Brainstorming Ideas

Here are some brainstorming activities and techniques we find to be effective especially when we’re stuck or hesitant to start a project:

Writing Down Ideas:

Writing down all your ideas in one place to compare and contrast them is a good idea. If you have a collection of notes on your topic, read over them and pick out the pieces of information that stand out most to you, then rewrite them on a new sheet of paper so you have a grasp of what is most interesting to you.


Force someone who isn’t interested in your topic (or, better yet, someone who is, if you can find one) to listen to all your ideas. This is a good way to figure out which of your many leads you may want to follow because you will likely naturally blab the most about the one you have most evidence on and passion about. Also, if the person you talk to is in the same class you can help each other with ideas.

Following an Idea:

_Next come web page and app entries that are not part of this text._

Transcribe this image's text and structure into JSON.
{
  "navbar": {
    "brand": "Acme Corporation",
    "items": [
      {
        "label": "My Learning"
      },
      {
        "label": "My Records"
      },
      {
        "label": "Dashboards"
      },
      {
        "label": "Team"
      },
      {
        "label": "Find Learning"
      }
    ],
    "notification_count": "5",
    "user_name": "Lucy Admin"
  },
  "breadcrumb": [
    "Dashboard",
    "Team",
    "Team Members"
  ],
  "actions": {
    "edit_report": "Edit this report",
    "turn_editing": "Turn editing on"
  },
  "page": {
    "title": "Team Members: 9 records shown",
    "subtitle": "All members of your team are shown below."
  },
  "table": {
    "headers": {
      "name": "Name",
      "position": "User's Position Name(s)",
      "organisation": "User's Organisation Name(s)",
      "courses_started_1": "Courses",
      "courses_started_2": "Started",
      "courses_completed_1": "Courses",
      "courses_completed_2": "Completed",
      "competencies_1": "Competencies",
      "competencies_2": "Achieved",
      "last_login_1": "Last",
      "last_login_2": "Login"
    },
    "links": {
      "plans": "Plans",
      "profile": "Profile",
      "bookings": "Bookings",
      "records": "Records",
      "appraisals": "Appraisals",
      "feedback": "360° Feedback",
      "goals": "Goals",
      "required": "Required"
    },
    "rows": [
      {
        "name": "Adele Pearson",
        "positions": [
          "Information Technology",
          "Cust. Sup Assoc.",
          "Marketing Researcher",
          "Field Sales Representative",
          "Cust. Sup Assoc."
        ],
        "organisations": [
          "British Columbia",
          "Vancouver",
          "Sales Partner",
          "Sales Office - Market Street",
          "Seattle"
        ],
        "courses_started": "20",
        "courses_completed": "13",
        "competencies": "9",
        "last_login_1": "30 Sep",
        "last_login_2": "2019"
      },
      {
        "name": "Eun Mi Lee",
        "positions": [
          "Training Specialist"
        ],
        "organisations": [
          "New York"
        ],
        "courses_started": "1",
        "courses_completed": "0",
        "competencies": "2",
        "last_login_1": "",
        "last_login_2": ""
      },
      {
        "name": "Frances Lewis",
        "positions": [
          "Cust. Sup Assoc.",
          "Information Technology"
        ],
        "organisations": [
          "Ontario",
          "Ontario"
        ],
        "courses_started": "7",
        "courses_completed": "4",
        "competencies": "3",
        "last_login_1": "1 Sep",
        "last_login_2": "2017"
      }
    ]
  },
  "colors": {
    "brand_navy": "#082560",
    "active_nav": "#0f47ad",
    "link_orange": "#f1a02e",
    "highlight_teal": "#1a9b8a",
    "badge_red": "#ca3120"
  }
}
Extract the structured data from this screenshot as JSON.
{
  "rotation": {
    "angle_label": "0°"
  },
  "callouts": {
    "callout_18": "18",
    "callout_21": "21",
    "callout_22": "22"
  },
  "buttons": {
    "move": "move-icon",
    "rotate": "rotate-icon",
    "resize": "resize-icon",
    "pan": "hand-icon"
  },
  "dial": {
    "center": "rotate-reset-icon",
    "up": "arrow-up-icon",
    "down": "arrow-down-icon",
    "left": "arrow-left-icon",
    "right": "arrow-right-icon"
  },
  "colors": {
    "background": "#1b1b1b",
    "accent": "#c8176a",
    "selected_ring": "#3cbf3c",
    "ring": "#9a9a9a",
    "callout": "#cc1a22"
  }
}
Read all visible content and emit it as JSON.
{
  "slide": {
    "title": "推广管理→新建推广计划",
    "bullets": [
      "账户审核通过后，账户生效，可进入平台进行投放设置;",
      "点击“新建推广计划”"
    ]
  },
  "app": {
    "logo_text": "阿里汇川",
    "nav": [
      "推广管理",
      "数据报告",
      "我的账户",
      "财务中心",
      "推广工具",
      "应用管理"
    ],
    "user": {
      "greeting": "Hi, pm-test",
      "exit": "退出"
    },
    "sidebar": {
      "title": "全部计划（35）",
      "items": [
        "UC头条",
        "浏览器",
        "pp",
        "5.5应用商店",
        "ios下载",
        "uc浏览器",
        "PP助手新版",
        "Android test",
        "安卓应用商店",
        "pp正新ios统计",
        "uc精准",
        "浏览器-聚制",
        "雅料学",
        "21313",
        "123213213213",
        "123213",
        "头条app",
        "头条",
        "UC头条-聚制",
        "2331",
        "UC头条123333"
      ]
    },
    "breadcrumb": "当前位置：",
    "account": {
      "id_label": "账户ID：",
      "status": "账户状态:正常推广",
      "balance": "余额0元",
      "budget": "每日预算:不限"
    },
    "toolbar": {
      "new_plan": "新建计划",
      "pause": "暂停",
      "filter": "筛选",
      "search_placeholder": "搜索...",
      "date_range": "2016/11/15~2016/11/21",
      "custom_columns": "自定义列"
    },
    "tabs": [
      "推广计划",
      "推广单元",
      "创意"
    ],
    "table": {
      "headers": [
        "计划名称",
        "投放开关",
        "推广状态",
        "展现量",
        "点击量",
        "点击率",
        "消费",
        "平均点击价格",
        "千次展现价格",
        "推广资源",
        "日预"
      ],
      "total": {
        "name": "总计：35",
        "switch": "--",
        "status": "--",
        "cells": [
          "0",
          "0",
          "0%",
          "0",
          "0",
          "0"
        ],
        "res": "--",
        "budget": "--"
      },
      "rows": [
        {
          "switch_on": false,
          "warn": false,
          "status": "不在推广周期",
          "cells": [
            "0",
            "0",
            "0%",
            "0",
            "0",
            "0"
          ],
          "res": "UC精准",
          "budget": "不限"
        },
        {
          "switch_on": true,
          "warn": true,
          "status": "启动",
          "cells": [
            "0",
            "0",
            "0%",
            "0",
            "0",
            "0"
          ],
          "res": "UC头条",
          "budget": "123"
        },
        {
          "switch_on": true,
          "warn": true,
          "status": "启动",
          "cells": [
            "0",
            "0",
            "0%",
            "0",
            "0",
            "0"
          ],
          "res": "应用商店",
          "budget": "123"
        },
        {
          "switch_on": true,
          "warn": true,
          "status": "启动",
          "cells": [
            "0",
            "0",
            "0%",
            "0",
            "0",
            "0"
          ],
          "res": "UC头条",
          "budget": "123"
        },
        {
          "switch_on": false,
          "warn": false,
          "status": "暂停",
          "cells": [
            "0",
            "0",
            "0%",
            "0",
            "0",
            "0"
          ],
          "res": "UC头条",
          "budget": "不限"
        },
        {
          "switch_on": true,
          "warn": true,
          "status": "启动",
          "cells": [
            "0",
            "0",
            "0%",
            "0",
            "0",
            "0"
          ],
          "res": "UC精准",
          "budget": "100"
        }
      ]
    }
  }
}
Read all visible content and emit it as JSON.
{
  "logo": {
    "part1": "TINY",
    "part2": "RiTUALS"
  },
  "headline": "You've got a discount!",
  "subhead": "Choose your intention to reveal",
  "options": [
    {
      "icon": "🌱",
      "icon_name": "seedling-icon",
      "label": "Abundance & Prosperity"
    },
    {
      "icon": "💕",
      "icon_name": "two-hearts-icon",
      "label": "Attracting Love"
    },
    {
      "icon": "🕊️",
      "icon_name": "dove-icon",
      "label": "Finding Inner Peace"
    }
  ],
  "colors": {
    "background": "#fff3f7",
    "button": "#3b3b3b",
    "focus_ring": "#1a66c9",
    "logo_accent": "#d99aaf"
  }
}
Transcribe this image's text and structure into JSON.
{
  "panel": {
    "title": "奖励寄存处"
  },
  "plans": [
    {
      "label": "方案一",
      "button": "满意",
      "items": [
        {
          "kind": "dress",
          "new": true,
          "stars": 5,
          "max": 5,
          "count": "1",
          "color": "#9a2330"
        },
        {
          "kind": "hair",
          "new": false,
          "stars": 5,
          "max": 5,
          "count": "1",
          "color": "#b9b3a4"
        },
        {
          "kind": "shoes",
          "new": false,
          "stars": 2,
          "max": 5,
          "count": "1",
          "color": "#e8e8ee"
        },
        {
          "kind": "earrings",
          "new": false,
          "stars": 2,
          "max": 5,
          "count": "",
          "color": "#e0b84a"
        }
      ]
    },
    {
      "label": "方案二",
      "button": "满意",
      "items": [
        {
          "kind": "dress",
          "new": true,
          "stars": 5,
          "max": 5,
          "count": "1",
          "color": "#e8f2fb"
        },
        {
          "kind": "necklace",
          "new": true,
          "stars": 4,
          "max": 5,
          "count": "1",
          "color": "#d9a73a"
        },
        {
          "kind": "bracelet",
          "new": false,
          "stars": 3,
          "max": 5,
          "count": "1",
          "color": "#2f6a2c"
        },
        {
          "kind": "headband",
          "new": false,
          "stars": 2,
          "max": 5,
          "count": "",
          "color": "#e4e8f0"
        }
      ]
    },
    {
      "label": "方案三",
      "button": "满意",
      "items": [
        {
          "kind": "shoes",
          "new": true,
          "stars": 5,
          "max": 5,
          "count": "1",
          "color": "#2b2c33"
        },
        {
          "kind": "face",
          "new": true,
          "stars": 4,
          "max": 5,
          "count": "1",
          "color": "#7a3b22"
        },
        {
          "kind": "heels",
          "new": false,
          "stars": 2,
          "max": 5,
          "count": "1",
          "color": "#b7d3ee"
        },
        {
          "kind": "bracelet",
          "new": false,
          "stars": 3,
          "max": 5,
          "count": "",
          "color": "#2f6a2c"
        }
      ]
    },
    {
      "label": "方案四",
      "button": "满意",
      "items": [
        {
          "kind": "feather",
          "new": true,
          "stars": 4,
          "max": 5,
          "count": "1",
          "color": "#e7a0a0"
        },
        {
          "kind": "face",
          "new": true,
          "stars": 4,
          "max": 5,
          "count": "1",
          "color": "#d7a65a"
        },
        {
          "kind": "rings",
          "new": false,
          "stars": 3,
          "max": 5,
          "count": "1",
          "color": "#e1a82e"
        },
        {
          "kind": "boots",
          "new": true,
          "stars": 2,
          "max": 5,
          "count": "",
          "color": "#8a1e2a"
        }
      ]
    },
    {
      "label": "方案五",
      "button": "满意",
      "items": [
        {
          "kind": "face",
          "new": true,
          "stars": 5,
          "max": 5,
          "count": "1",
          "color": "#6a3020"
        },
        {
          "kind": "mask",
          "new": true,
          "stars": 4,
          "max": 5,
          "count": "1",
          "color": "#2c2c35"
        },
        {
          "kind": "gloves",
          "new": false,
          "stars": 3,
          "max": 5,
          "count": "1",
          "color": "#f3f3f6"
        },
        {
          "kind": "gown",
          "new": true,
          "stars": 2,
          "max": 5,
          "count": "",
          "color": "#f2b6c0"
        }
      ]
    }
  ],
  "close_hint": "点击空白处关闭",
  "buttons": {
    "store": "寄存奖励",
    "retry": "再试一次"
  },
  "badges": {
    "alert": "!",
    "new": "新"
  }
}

Try following your first idea to its conclusion. Force it when it seems like a stretch. You will probably not end up using it if it turns out to be imperfect, but it will still break the ice, build your confidence on your topic, provide a possible fallback, or show you where you can’t go.


        Depending on the topic of the writing assignment, research may be a useful way to brainstorm. If you are asked to write about a literary novel, learning about the context in which it was written may provide valuable insight to your analysis. Also, understanding why the author wrote certain ideas or arguments into their text may sway you in one direction or the other if you are writing a persuasive essay. For an essay on a broader topic, find current news events that you can relate to your analysis or use to strengthen your position in an argument.

Continuous Writing:

        Even if you think you have run out of ideas, keep writing. It does not disadvantage you at all, even if you think your thoughts are not coherent or even related. Write when you are tired. Write when you are bored. Write when you think you have nothing left to say. When you come back to your paper later, you may find that you actually have written from a perspective that you would not normally have.  

Word Map:

        You may perceive drawing to be an act that should be relegated to your much younger years, but it is still very relevant today. As a writer, writing down important words or ideas on paper can be extremely helpful. Visualizing your thoughts gives them agency that is more concrete than when they remain in your head. Being able to physically see the random words and concepts you associate with your paper’s topic helps you efficiently organize your paper. You can move ideas around and test how they fit together; in connecting these ideas, you may find relationships between thoughts that had originally seemed completely unrelated.

Thesis First:

        Many people tend to take an inductive approach in beginning an assignment by gathering the evidence they want to use and then creating a hypothesis that covers all of the points this information supports. Using a deductive approach instead may lead to new and exciting discoveries; try formulating a hypothesis first and then dig around for textual evidence that supports what you want to say. Rather than allowing a handful of quotes to guide your writing, force the text to align with what you want to say.